The wide range of opinions in the aviation community is something I continuously marvel at. Take our continuing coverage on the update of the Pilot’s Bill of Rights 2 legislation. The comments vary widely, both in scope and tone. [Read more…]
Regardless of the endeavor, success comes as a result of focus, determination, and persistence. Admittedly, that’s not exactly a revolutionary idea.
The steps required to facilitate those points are somewhat more mysterious, however.
Many an entrepreneur has failed even though their idea, product, or the service they intended to deliver was well suited to the marketplace. More often than not, the difference between success and failure has to do with the clarity of the mission they’ve set themselves on.
Your local airport probably suffers from this exact problem. [Read more…]
“Light-Sport Aircraft are too expensive. I thought they were going to be affordable.”
Statements like these are too common, but not particularly accurate.
Some superbly appointed Light-Sport Aircraft (LSA) are rather expensive at $150,000 to $200,000. However, many carbon fiber LSA are half the price of a new Skyhawk 172, although they can fly faster using 50% less fuel while providing 10 inches more width inside. Does that make them pricey or simply more than some want to spend?
Fortunately, affordable choices are available. Let’s look at four relatively affordable alternatives. [Read more…]
“I’m OK! Are you OK?”

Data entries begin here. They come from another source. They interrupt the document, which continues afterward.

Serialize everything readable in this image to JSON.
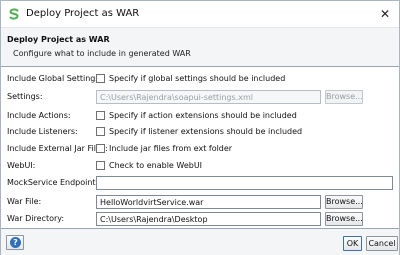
{
  "window": {
    "title": "Deploy Project as WAR",
    "close_glyph": "✕"
  },
  "header": {
    "title": "Deploy Project as WAR",
    "description": "Configure what to include in generated WAR"
  },
  "form": {
    "global_settings": {
      "label": "Include Global Settings:",
      "checkbox_text": "Specify if global settings should be included",
      "checked": false
    },
    "settings": {
      "label": "Settings:",
      "value": "C:\\Users\\Rajendra\\soapui-settings.xml",
      "browse_label": "Browse...",
      "disabled": true
    },
    "actions": {
      "label": "Include Actions:",
      "checkbox_text": "Specify if action extensions should be included",
      "checked": false
    },
    "listeners": {
      "label": "Include Listeners:",
      "checkbox_text": "Specify if listener extensions should be included",
      "checked": false
    },
    "external_jars": {
      "label": "Include External Jar Files:",
      "checkbox_text": "Include jar files from ext folder",
      "checked": false
    },
    "webui": {
      "label": "WebUI:",
      "checkbox_text": "Check to enable WebUI",
      "checked": false
    },
    "mockservice_endpoint": {
      "label": "MockService Endpoint:",
      "value": ""
    },
    "war_file": {
      "label": "War File:",
      "value": "HelloWorldvirtService.war",
      "browse_label": "Browse..."
    },
    "war_directory": {
      "label": "War Directory:",
      "value": "C:\\Users\\Rajendra\\Desktop",
      "browse_label": "Browse..."
    }
  },
  "footer": {
    "help_glyph": "?",
    "ok_label": "OK",
    "cancel_label": "Cancel"
  },
  "colors": {
    "accent_green": "#4caf50",
    "help_blue": "#2f6fb8",
    "header_bg": "#f4f5f7"
  },
  "icons": {
    "app": "soapui-logo-icon",
    "help": "help-icon",
    "close": "close-icon"
  }
}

As I hung upside down, shoulder harnesses digging into my collarbones, I tried to make sense of the broken glass, bent metal and wet sand that surrounded me. Just 60 seconds prior, I had been rolling down a beautiful grass strip in the Cascades. I watched the airspeed build and felt the tail come up as I advanced the throttle and worked the rudders through the takeoff. Then came the sickening sound of the prop digging into the turf. [Read more…]
Even though little remains of the FAA’s Flight Service function, some of us still remember the old-fashioned ways.
Up front, I’ll admit I’m old school, but only to an extent. I prefer steam to glass, and a stick to an automatic transmission, for example, but I’d rather use metric than SAE. Go figure. [Read more…]
The year was 1606. King James of England (and Scotland) boldly authorized a group of entrepreneurial types to cross the Atlantic in a leaky wooden boat in search of gold, timber, and a route across the New World to the Pacific, by water.
The party consisted of 104 brave souls, all bent on bettering their positions in life. They came west to become wealthy, or wealthier, before returning home to England, civility, and the latest fashions.
For some, the experiment worked out. For many it did not.
Yet, whatever the outcome, the original British Invasion had begun and there was no stopping the trend. It’s still going on today. The New World is the place to be, baby. [Read more…]
Q: We have a 1981 Cessna 182 with the Lycoming O540 L3C5D engine, which has the Cessna-installed turbo system. Lately, we’ve been experiencing some pretty high oil consumption with quite a bit of oil on the belly.
A compression check shows high compressions with the exception of #6, which has gone from 75/80 to 60 in the last 16 months. It has gone from 64 to 60 in the last three months.
We’ve had the plane for around three years. It was using about a quart every 10 hours up until about the last six months. It is currently consuming around four quarts per hour. [Read more…]
Prior to 1927, many well-informed people — as well as the general public — continued to think of aviation as a stunt to be marveled at or an amusement, but not something of concrete accomplishment.
These attitudes changed during 1927 with many epic flights that proved the capability of modern aircraft and powerplants — flights that saw distance and duration records broken on a regular basis.
Charles Lindbergh’s solo flight across the Atlantic to Paris was the first epic flight to grip the attention of the public. [Read more…]
Something interesting is happening in General Aviation. It’s largely being driven at the grass root level, and frankly these developments fascinate and encourage me.
The industry has noted a loss of participation in past decades, with fewer active pilots taking to the skies. We’ve bemoaned this reality for years. While some point a finger at regulatory issues, others single out high cost as a detrimental factor, while a handful of us blame an aging fleet as the reason fewer of us are climbing into a cockpit, firing up the engine, and rotating skyward.
All these factors play a role, certainly. But none of them is truly insurmountable. None are so universally daunting they can’t be overcome. They are valid reasons for concern, but they are not even close to representing the end of GA as we know it.
There is a bright shining light on the horizon, with blue skies above. Truly there is. [Read more…]
In my last column, Tracking down answers at Oshkosh, I wrote about the disappearance of the diesel cycle engine in the Cessna 182. From that article, people might think that diesel cycle engines in general aviation aircraft are dead. Well, maybe not dead, just on life support.
The reason for the continued interest is more from third world countries than from the U.S., but there is still significant market pressure to continue work on new diesel models. [Read more…]